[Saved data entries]
•••

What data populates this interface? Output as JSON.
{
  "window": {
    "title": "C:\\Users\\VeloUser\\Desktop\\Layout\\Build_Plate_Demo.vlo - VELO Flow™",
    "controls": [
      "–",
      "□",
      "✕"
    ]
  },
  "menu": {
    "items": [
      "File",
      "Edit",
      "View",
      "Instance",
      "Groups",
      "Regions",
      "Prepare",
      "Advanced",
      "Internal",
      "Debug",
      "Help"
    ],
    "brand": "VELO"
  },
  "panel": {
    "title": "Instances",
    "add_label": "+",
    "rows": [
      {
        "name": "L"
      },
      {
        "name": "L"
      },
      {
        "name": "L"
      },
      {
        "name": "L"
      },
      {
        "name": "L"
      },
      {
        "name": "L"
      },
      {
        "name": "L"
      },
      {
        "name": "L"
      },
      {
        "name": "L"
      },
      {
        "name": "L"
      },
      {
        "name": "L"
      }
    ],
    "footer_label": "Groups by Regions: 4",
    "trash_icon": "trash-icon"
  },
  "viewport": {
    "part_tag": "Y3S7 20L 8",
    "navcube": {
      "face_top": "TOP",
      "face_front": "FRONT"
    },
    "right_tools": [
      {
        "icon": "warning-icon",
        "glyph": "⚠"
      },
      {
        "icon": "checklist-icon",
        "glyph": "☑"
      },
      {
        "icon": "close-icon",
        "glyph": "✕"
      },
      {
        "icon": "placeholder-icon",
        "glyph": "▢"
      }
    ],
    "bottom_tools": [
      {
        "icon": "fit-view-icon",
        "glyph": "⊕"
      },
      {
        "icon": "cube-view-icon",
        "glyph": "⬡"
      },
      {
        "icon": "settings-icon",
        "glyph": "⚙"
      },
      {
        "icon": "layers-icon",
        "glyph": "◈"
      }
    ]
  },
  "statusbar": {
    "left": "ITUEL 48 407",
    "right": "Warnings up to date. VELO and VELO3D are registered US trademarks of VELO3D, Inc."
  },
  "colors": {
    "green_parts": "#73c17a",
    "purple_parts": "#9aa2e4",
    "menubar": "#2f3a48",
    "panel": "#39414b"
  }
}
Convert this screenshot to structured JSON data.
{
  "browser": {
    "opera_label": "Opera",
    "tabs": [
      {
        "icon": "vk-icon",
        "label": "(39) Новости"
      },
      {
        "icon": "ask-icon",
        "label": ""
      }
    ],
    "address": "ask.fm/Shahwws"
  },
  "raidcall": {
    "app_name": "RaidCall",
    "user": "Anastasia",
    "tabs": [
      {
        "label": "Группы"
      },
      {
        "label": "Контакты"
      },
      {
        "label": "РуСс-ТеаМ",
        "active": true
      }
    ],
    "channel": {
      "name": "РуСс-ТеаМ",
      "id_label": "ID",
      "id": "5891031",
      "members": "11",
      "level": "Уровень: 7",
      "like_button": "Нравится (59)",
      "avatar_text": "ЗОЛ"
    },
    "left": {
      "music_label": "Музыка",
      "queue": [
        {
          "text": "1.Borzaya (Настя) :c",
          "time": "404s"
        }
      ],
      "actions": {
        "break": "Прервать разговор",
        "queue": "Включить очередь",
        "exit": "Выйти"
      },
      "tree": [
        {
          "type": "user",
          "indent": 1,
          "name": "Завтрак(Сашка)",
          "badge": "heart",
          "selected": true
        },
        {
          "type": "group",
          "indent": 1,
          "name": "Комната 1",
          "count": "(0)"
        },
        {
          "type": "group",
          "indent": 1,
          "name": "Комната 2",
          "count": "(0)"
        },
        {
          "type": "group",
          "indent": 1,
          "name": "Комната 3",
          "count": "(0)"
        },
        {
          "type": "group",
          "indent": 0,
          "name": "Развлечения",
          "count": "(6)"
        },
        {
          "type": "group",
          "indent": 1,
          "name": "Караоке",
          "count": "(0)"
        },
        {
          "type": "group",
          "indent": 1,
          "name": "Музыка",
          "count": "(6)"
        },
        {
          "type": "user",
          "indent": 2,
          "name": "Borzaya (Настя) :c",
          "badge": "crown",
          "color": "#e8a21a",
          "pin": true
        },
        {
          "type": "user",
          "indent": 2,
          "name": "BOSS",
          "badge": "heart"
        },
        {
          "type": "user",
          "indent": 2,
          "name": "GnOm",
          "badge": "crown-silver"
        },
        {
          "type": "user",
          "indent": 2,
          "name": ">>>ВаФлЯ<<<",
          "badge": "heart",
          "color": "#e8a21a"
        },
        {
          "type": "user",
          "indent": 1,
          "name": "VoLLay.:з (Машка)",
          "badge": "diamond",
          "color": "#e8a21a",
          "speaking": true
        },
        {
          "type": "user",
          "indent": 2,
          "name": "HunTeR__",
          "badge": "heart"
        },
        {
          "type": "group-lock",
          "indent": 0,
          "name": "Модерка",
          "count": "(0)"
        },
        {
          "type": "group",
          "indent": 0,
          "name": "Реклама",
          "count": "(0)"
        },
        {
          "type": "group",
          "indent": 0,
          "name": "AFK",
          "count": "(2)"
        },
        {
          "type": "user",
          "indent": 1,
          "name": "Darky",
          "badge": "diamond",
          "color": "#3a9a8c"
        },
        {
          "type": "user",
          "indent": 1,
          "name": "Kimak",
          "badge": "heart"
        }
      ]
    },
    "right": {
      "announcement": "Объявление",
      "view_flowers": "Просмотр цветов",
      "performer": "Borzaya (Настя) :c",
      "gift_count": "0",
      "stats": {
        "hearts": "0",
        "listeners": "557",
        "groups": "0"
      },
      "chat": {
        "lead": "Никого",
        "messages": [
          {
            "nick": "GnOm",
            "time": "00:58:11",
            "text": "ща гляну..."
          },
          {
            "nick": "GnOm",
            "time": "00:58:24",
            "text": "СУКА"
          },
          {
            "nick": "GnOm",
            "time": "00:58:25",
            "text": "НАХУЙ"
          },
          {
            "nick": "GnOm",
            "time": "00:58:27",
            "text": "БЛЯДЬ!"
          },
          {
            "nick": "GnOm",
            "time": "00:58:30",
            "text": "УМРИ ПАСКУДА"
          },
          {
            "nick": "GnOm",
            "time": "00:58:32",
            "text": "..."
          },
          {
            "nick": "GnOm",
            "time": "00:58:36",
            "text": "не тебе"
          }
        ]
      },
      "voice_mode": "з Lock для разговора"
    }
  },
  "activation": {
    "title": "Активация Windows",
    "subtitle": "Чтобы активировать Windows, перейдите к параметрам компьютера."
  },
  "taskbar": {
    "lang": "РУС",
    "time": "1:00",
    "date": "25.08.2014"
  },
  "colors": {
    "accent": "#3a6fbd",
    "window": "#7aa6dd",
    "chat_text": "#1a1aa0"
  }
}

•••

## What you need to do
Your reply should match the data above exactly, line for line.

## Response to this task
What data populates this interface? Output as JSON.
{
  "window": {
    "title": "C:\\Users\\VeloUser\\Desktop\\Layout\\Build_Plate_Demo.vlo - VELO Flow™",
    "controls": [
      "–",
      "□",
      "✕"
    ]
  },
  "menu": {
    "items": [
      "File",
      "Edit",
      "View",
      "Instance",
      "Groups",
      "Regions",
      "Prepare",
      "Advanced",
      "Internal",
      "Debug",
      "Help"
    ],
    "brand": "VELO"
  },
  "panel": {
    "title": "Instances",
    "add_label": "+",
    "rows": [
      {
        "name": "L"
      },
      {
        "name": "L"
      },
      {
        "name": "L"
      },
      {
        "name": "L"
      },
      {
        "name": "L"
      },
      {
        "name": "L"
      },
      {
        "name": "L"
      },
      {
        "name": "L"
      },
      {
        "name": "L"
      },
      {
        "name": "L"
      },
      {
        "name": "L"
      }
    ],
    "footer_label": "Groups by Regions: 4",
    "trash_icon": "trash-icon"
  },
  "viewport": {
    "part_tag": "Y3S7 20L 8",
    "navcube": {
      "face_top": "TOP",
      "face_front": "FRONT"
    },
    "right_tools": [
      {
        "icon": "warning-icon",
        "glyph": "⚠"
      },
      {
        "icon": "checklist-icon",
        "glyph": "☑"
      },
      {
        "icon": "close-icon",
        "glyph": "✕"
      },
      {
        "icon": "placeholder-icon",
        "glyph": "▢"
      }
    ],
    "bottom_tools": [
      {
        "icon": "fit-view-icon",
        "glyph": "⊕"
      },
      {
        "icon": "cube-view-icon",
        "glyph": "⬡"
      },
      {
        "icon": "settings-icon",
        "glyph": "⚙"
      },
      {
        "icon": "layers-icon",
        "glyph": "◈"
      }
    ]
  },
  "statusbar": {
    "left": "ITUEL 48 407",
    "right": "Warnings up to date. VELO and VELO3D are registered US trademarks of VELO3D, Inc."
  },
  "colors": {
    "green_parts": "#73c17a",
    "purple_parts": "#9aa2e4",
    "menubar": "#2f3a48",
    "panel": "#39414b"
  }
}
Convert this screenshot to structured JSON data.
{
  "browser": {
    "opera_label": "Opera",
    "tabs": [
      {
        "icon": "vk-icon",
        "label": "(39) Новости"
      },
      {
        "icon": "ask-icon",
        "label": ""
      }
    ],
    "address": "ask.fm/Shahwws"
  },
  "raidcall": {
    "app_name": "RaidCall",
    "user": "Anastasia",
    "tabs": [
      {
        "label": "Группы"
      },
      {
        "label": "Контакты"
      },
      {
        "label": "РуСс-ТеаМ",
        "active": true
      }
    ],
    "channel": {
      "name": "РуСс-ТеаМ",
      "id_label": "ID",
      "id": "5891031",
      "members": "11",
      "level": "Уровень: 7",
      "like_button": "Нравится (59)",
      "avatar_text": "ЗОЛ"
    },
    "left": {
      "music_label": "Музыка",
      "queue": [
        {
          "text": "1.Borzaya (Настя) :c",
          "time": "404s"
        }
      ],
      "actions": {
        "break": "Прервать разговор",
        "queue": "Включить очередь",
        "exit": "Выйти"
      },
      "tree": [
        {
          "type": "user",
          "indent": 1,
          "name": "Завтрак(Сашка)",
          "badge": "heart",
          "selected": true
        },
        {
          "type": "group",
          "indent": 1,
          "name": "Комната 1",
          "count": "(0)"
        },
        {
          "type": "group",
          "indent": 1,
          "name": "Комната 2",
          "count": "(0)"
        },
        {
          "type": "group",
          "indent": 1,
          "name": "Комната 3",
          "count": "(0)"
        },
        {
          "type": "group",
          "indent": 0,
          "name": "Развлечения",
          "count": "(6)"
        },
        {
          "type": "group",
          "indent": 1,
          "name": "Караоке",
          "count": "(0)"
        },
        {
          "type": "group",
          "indent": 1,
          "name": "Музыка",
          "count": "(6)"
        },
        {
          "type": "user",
          "indent": 2,
          "name": "Borzaya (Настя) :c",
          "badge": "crown",
          "color": "#e8a21a",
          "pin": true
        },
        {
          "type": "user",
          "indent": 2,
          "name": "BOSS",
          "badge": "heart"
        },
        {
          "type": "user",
          "indent": 2,
          "name": "GnOm",
          "badge": "crown-silver"
        },
        {
          "type": "user",
          "indent": 2,
          "name": ">>>ВаФлЯ<<<",
          "badge": "heart",
          "color": "#e8a21a"
        },
        {
          "type": "user",
          "indent": 1,
          "name": "VoLLay.:з (Машка)",
          "badge": "diamond",
          "color": "#e8a21a",
          "speaking": true
        },
        {
          "type": "user",
          "indent": 2,
          "name": "HunTeR__",
          "badge": "heart"
        },
        {
          "type": "group-lock",
          "indent": 0,
          "name": "Модерка",
          "count": "(0)"
        },
        {
          "type": "group",
          "indent": 0,
          "name": "Реклама",
          "count": "(0)"
        },
        {
          "type": "group",
          "indent": 0,
          "name": "AFK",
          "count": "(2)"
        },
        {
          "type": "user",
          "indent": 1,
          "name": "Darky",
          "badge": "diamond",
          "color": "#3a9a8c"
        },
        {
          "type": "user",
          "indent": 1,
          "name": "Kimak",
          "badge": "heart"
        }
      ]
    },
    "right": {
      "announcement": "Объявление",
      "view_flowers": "Просмотр цветов",
      "performer": "Borzaya (Настя) :c",
      "gift_count": "0",
      "stats": {
        "hearts": "0",
        "listeners": "557",
        "groups": "0"
      },
      "chat": {
        "lead": "Никого",
        "messages": [
          {
            "nick": "GnOm",
            "time": "00:58:11",
            "text": "ща гляну..."
          },
          {
            "nick": "GnOm",
            "time": "00:58:24",
            "text": "СУКА"
          },
          {
            "nick": "GnOm",
            "time": "00:58:25",
            "text": "НАХУЙ"
          },
          {
            "nick": "GnOm",
            "time": "00:58:27",
            "text": "БЛЯДЬ!"
          },
          {
            "nick": "GnOm",
            "time": "00:58:30",
            "text": "УМРИ ПАСКУДА"
          },
          {
            "nick": "GnOm",
            "time": "00:58:32",
            "text": "..."
          },
          {
            "nick": "GnOm",
            "time": "00:58:36",
            "text": "не тебе"
          }
        ]
      },
      "voice_mode": "з Lock для разговора"
    }
  },
  "activation": {
    "title": "Активация Windows",
    "subtitle": "Чтобы активировать Windows, перейдите к параметрам компьютера."
  },
  "taskbar": {
    "lang": "РУС",
    "time": "1:00",
    "date": "25.08.2014"
  },
  "colors": {
    "accent": "#3a6fbd",
    "window": "#7aa6dd",
    "chat_text": "#1a1aa0"
  }
}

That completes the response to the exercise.